Some 58 tenants of the Sierra Leone Housing Corporation (SALHOC) have been given 21- days ultimatum to meet their financial obligations to the corporation running into billions of Leones.
In an exclusive interview with the acting General Manager, Magnus Coker, he explained that these tenants about about fifty-eight of them, have refused to pay rent and as August 25, they owed the organization about Le1.5 billion.
The acting General Manager further disclosed that as a result of the gross failure of these tenants, he said “we have gone four months without salary because our tenants have woefully failed to honour their obligations towards us.”
He dubbed this act, despite persistent plea, as gross wickedness, and lauded the staff for their patience and dedication to duty amidst these hiccups.
Furthermore, he said, amongst the biggest defaulters are; Mrs & Mrs Deen Magona, who are indebted to SALHOC to the tune of Le44, 636, 100.00, Brima Ndoeka, the sum of Le68,792,200.00, Ahmed Tejan Conteh, Le55,000.00, and E. Jordan Kamara, Le60,837,000.00.
Others in the core defaulters category are; Sheik A.A.Koroma, Le99,000,000.00, Hon P.C. Brima V.S. Kebbie, Le,68,500,000.00, former Parliamentarian Hon. Dr. Moses O. Sesay, Le81,000,000.00 and Kalleone Group of Companies, the whooping sum of Le135,000,000.00.
According to the acting General Manager, he lamented that the non-payment of rent by the occupants had rendered his institution the unpleasant state of not meeting the end of service benefits of employees, who had served the office with diligence.
Magnus Coker further emphasized that the non-payment had also had a telling effect on them, as it had hampered them or given them opportunity to undertake repairs at these villas, which are in a rather poor state.
He further emphasized that this situation is well-known along the corridors of power, spanning from State House, Parliament, National Commission for Privatization, the Works and Political Affairs Ministries, as well as their legal retainers.

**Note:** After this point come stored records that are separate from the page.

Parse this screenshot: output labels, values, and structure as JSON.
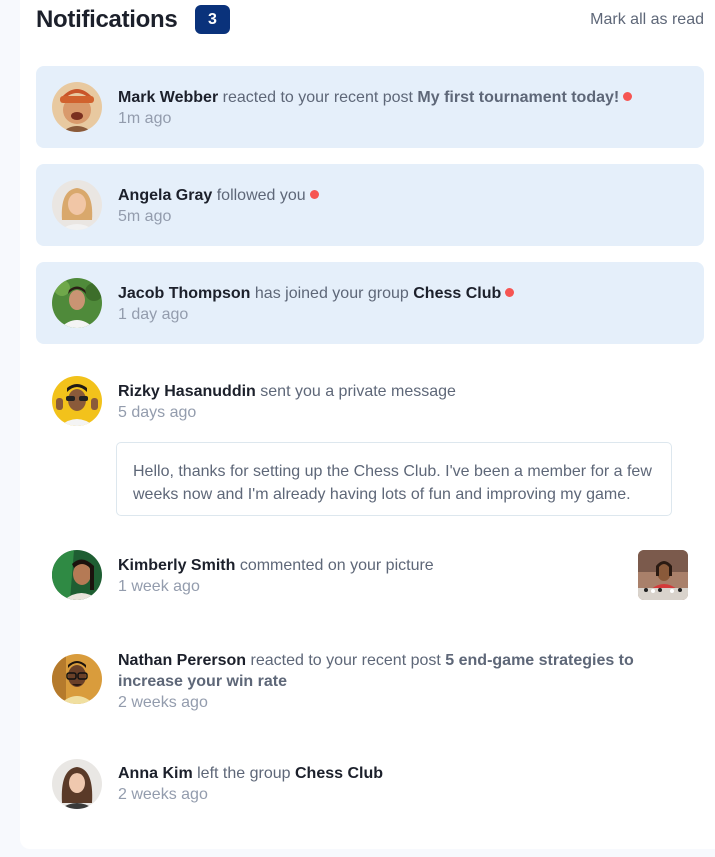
{
  "header": {
    "title": "Notifications",
    "badge_count": "3",
    "mark_all_label": "Mark all as read"
  },
  "notifications": [
    {
      "name": "Mark Webber",
      "action": "reacted to your recent post",
      "target": "My first tournament today!",
      "time": "1m ago",
      "unread": true,
      "avatar": "avatar-mark-webber"
    },
    {
      "name": "Angela Gray",
      "action": "followed you",
      "target": "",
      "time": "5m ago",
      "unread": true,
      "avatar": "avatar-angela-gray"
    },
    {
      "name": "Jacob Thompson",
      "action": "has joined your group",
      "target": "Chess Club",
      "time": "1 day ago",
      "unread": true,
      "avatar": "avatar-jacob-thompson"
    },
    {
      "name": "Rizky Hasanuddin",
      "action": "sent you a private message",
      "target": "",
      "time": "5 days ago",
      "unread": false,
      "avatar": "avatar-rizky-hasanuddin",
      "message": "Hello, thanks for setting up the Chess Club. I've been a member for a few weeks now and I'm already having lots of fun and improving my game."
    },
    {
      "name": "Kimberly Smith",
      "action": "commented on your picture",
      "target": "",
      "time": "1 week ago",
      "unread": false,
      "avatar": "avatar-kimberly-smith",
      "picture": "chess-picture"
    },
    {
      "name": "Nathan Pererson",
      "action": "reacted to your recent post",
      "target": "5 end-game strategies to increase your win rate",
      "time": "2 weeks ago",
      "unread": false,
      "avatar": "avatar-nathan-peterson"
    },
    {
      "name": "Anna Kim",
      "action": "left the group",
      "target": "Chess Club",
      "time": "2 weeks ago",
      "unread": false,
      "avatar": "avatar-anna-kim"
    }
  ],
  "colors": {
    "unread_bg": "#e5effa",
    "badge_bg": "#0a327b",
    "dot": "#f65552",
    "heading": "#1c202b",
    "text": "#5e6778"
  }
}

But despite all their strides to have the occupants meet their financial obligations towards SALHOC had fallen on thorny grounds, thus warranting the latest stance to have the 21- day ultimatum, failing which they would evict the occupants and forced them to pay all their arrears.
However, a worker pleaded with the appropriate authorities to ensure that they do not continue to leave in abject poverty, as they have their families to take care off, as they continue to go without salaries for month, while those who are in arrears to the institution are living a flamboyant life style.
Friday August 29, 2014